The Skills That Poker Teach

Poker is a card game that involves betting and raising money, called chips. A player can also make a hand by drawing additional cards to improve their existing ones. The aim is to beat the other players by making the highest value hand. There are a variety of poker variants, but they all share certain fundamental elements. There are many books on the subject, and some people have even dedicated their lives to learning the game. Whether you want to play poker for fun or for money, it is a great way to develop a number of useful skills that can be used in other areas of life.

One of the most important skills that poker teaches is learning how to read other players. It is not uncommon for players to spend time analyzing their opponents, tracking facial expressions and other tells. This skill can help people in a number of different professions, from police officers to psychologists. It is a complex art that can take years to master.

Another essential aspect of the game is patience. Poker can be a mentally exhausting game, especially when you’re in the middle of a tournament. In order to be successful, a player must be patient and wait for good cards. This skill can be helpful in other aspects of life, such as business or relationships.

While it’s not always possible to predict which cards will be dealt, poker requires quick math skills. Players must calculate probabilities in order to decide which chips to raise or fold, as well as the odds of winning a hand. This type of rapid calculations is an excellent way to develop critical thinking and analytical skills. It’s also a great exercise for the brain, as it helps to build and strengthen neural pathways. The more you practice these skills, the faster and better you will become.
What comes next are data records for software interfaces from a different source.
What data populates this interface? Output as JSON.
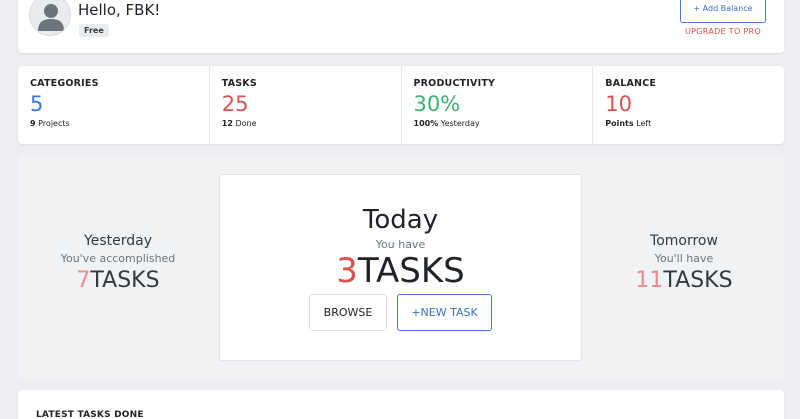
{
  "header": {
    "greeting": "Hello, FBK!",
    "plan": "Free",
    "add_balance_label": "+ Add Balance",
    "upgrade_label": "UPGRADE TO PRO"
  },
  "stats": [
    {
      "label": "CATEGORIES",
      "value": "5",
      "sub_strong": "9",
      "sub_text": "Projects",
      "color": "#3c78d8"
    },
    {
      "label": "TASKS",
      "value": "25",
      "sub_strong": "12",
      "sub_text": "Done",
      "color": "#d9534f"
    },
    {
      "label": "PRODUCTIVITY",
      "value": "30%",
      "sub_strong": "100%",
      "sub_text": "Yesterday",
      "color": "#3bb273"
    },
    {
      "label": "BALANCE",
      "value": "10",
      "sub_strong": "Points",
      "sub_text": "Left",
      "color": "#d9534f"
    }
  ],
  "yesterday": {
    "title": "Yesterday",
    "subtitle": "You've accomplished",
    "count": "7",
    "unit": "TASKS"
  },
  "today": {
    "title": "Today",
    "subtitle": "You have",
    "count": "3",
    "unit": "TASKS",
    "browse_label": "BROWSE",
    "new_task_label": "+NEW TASK"
  },
  "tomorrow": {
    "title": "Tomorrow",
    "subtitle": "You'll have",
    "count": "11",
    "unit": "TASKS"
  },
  "latest": {
    "title": "LATEST TASKS DONE"
  },
  "icons": {
    "avatar": "user-avatar-icon"
  }
}
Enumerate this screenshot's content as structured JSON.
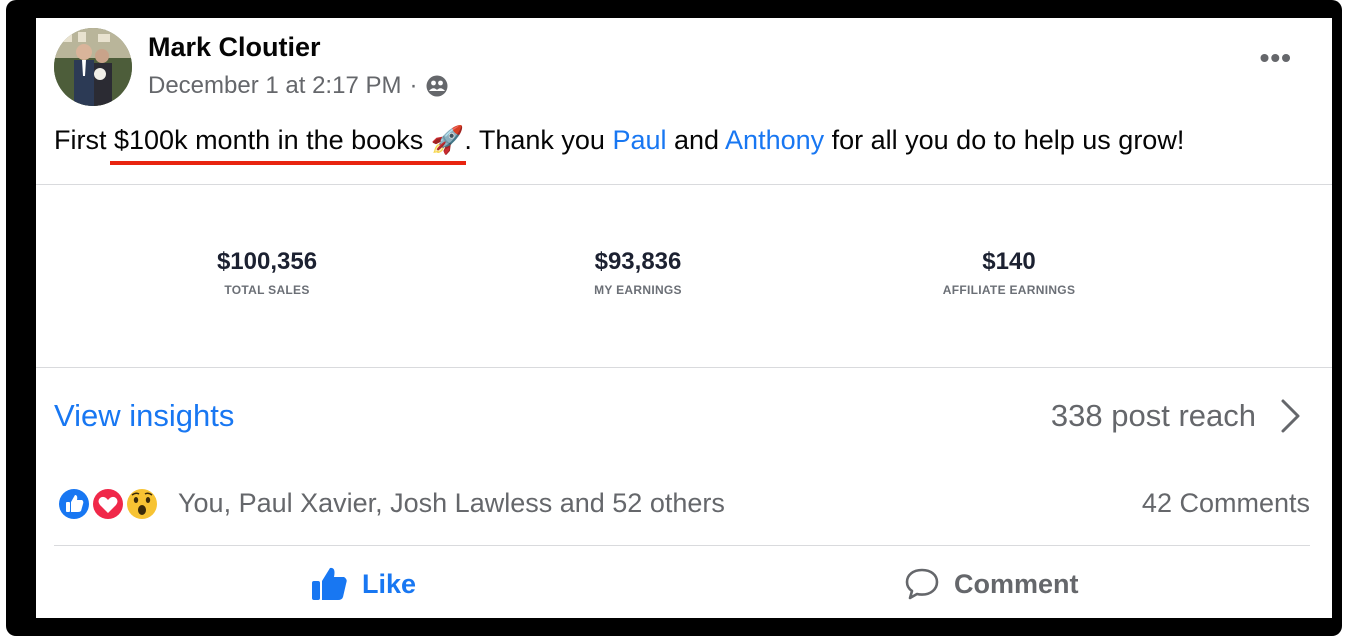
{
  "post": {
    "author": "Mark Cloutier",
    "timestamp": "December 1 at 2:17 PM",
    "separator": "·",
    "audience_icon": "friends-icon",
    "more_icon": "more-options-icon",
    "text_before": "First ",
    "text_highlight": "$100k month in the books ",
    "text_emoji": "🚀",
    "text_mid1": ". Thank you ",
    "mention1": "Paul",
    "text_mid2": " and ",
    "mention2": "Anthony",
    "text_end": " for all you do to help us grow!"
  },
  "stats": [
    {
      "value": "$100,356",
      "label": "TOTAL SALES"
    },
    {
      "value": "$93,836",
      "label": "MY EARNINGS"
    },
    {
      "value": "$140",
      "label": "AFFILIATE EARNINGS"
    }
  ],
  "insights": {
    "link": "View insights",
    "reach": "338 post reach"
  },
  "engagement": {
    "reaction_icons": [
      "like-icon",
      "love-icon",
      "wow-icon"
    ],
    "names": "You, Paul Xavier, Josh Lawless and 52 others",
    "comments": "42 Comments"
  },
  "actions": {
    "like": "Like",
    "comment": "Comment"
  },
  "colors": {
    "brand_blue": "#1877f2",
    "underline_red": "#e8240f",
    "secondary_text": "#65676b"
  }
}
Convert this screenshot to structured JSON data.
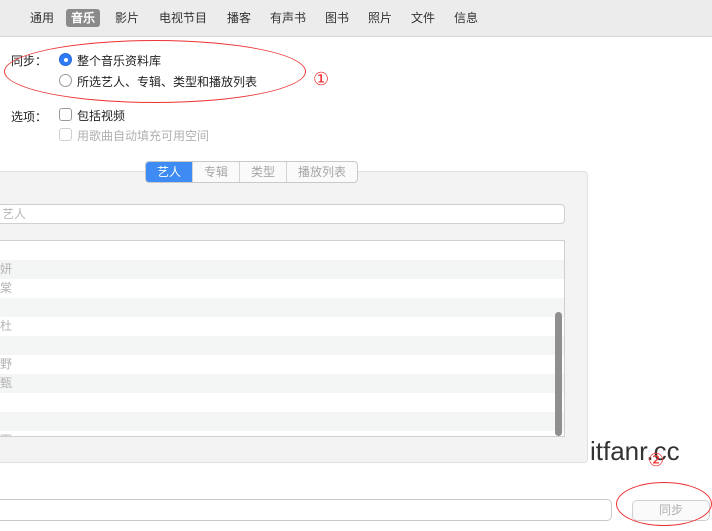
{
  "tabs": [
    {
      "label": "通用",
      "active": false
    },
    {
      "label": "音乐",
      "active": true
    },
    {
      "label": "影片",
      "active": false
    },
    {
      "label": "电视节目",
      "active": false
    },
    {
      "label": "播客",
      "active": false
    },
    {
      "label": "有声书",
      "active": false
    },
    {
      "label": "图书",
      "active": false
    },
    {
      "label": "照片",
      "active": false
    },
    {
      "label": "文件",
      "active": false
    },
    {
      "label": "信息",
      "active": false
    }
  ],
  "sync_section": {
    "label": "同步：",
    "options": [
      {
        "label": "整个音乐资料库",
        "selected": true
      },
      {
        "label": "所选艺人、专辑、类型和播放列表",
        "selected": false
      }
    ]
  },
  "options_section": {
    "label": "选项：",
    "checkboxes": [
      {
        "label": "包括视频",
        "checked": false,
        "enabled": true
      },
      {
        "label": "用歌曲自动填充可用空间",
        "checked": false,
        "enabled": false
      }
    ]
  },
  "segments": [
    {
      "label": "艺人",
      "active": true
    },
    {
      "label": "专辑",
      "active": false
    },
    {
      "label": "类型",
      "active": false
    },
    {
      "label": "播放列表",
      "active": false
    }
  ],
  "search": {
    "placeholder": "艺人"
  },
  "artist_rows": [
    "",
    "妍",
    "棠",
    "",
    "杜",
    "",
    "野",
    "甄",
    "",
    "",
    "雨"
  ],
  "annotations": {
    "marker1": "①",
    "marker2": "②"
  },
  "watermark": "itfanr.cc",
  "sync_button": "同步",
  "colors": {
    "accent": "#2f7bf6",
    "annotation": "#e33333"
  }
}
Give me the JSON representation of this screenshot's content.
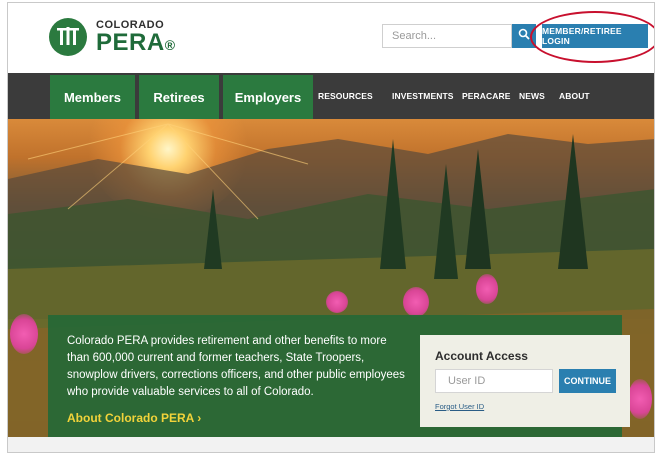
{
  "header": {
    "logo_small": "COLORADO",
    "logo_big": "PERA",
    "search_placeholder": "Search...",
    "search_icon": "search-icon",
    "login_label": "MEMBER/RETIREE LOGIN"
  },
  "nav": {
    "primary": [
      "Members",
      "Retirees",
      "Employers"
    ],
    "secondary": [
      "RESOURCES",
      "INVESTMENTS",
      "PERACARE",
      "NEWS",
      "ABOUT"
    ]
  },
  "hero": {
    "description": "Colorado PERA provides retirement and other benefits to more than 600,000 current and former teachers, State Troopers, snowplow drivers, corrections officers, and other public employees who provide valuable services to all of Colorado.",
    "about_link": "About Colorado PERA ›"
  },
  "account": {
    "title": "Account Access",
    "userid_placeholder": "User ID",
    "continue_label": "CONTINUE",
    "forgot_label": "Forgot User ID"
  },
  "colors": {
    "brand_green": "#2b7a3f",
    "nav_dark": "#3b3b3b",
    "action_blue": "#2a7fb0",
    "link_yellow": "#f2d33a",
    "highlight_red": "#c8102e"
  }
}
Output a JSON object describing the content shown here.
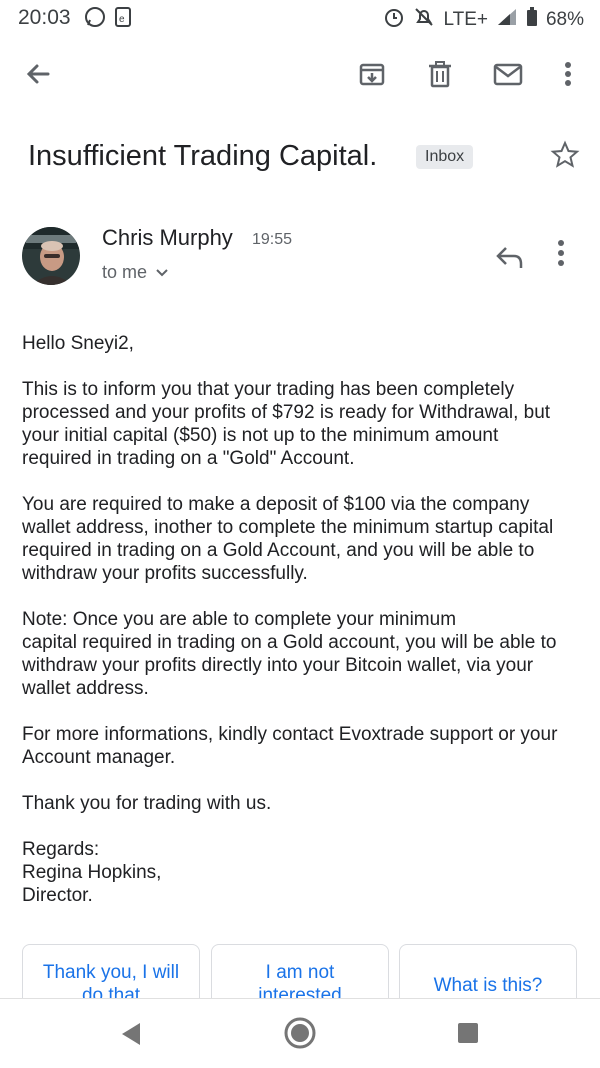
{
  "status_bar": {
    "time": "20:03",
    "network": "LTE+",
    "battery": "68%"
  },
  "toolbar": {
    "back_icon": "arrow-left-icon",
    "archive_icon": "archive-icon",
    "delete_icon": "trash-icon",
    "mark_unread_icon": "mail-icon",
    "more_icon": "more-vert-icon"
  },
  "email": {
    "subject": "Insufficient Trading Capital.",
    "label": "Inbox",
    "sender": "Chris Murphy",
    "time": "19:55",
    "recipient": "to me",
    "body": {
      "p1": "Hello Sneyi2,",
      "p2": "This is to inform you that your trading has been completely\nprocessed and your profits of $792 is ready for Withdrawal, but\nyour initial capital ($50) is not up to the minimum amount\nrequired in trading on a \"Gold\" Account.",
      "p3": "You are required to make a deposit of $100 via the company\nwallet address, inother to complete the minimum startup capital\nrequired in trading on a Gold Account, and you will be able to\nwithdraw your profits successfully.",
      "p4": "Note: Once you are able to complete your minimum\ncapital required in trading on a Gold account, you will be able to\nwithdraw your profits directly into your Bitcoin wallet, via your\nwallet address.",
      "p5": "For more informations, kindly contact Evoxtrade support or your\nAccount manager.",
      "p6": "Thank you for trading with us.",
      "p7": "Regards:\nRegina Hopkins,\nDirector."
    }
  },
  "smart_replies": {
    "r1_line1": "Thank you, I will",
    "r1_line2": "do that",
    "r2_line1": "I am not",
    "r2_line2": "interested",
    "r3": "What is this?"
  },
  "colors": {
    "accent": "#1a73e8",
    "text": "#202124",
    "muted": "#5f6368"
  }
}
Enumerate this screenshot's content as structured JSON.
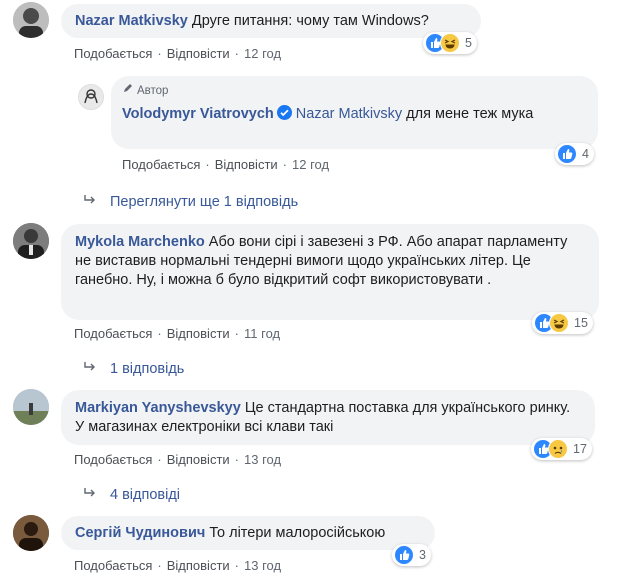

In addition to improving math skills, poker teaches you how to evaluate your own performance and learn from your mistakes. Detailed self-examination is an essential part of the game, and many players have developed their own strategy through experience. Some even discuss their hands and playing styles with others for a more objective look at their strengths and weaknesses. No matter how you develop your strategy, it’s always important to test it out in a live game. This will give you a real feel for how the rules of the game apply in a live situation. You can then refine your strategy and take it into the next game. This will help you maximize your potential for success.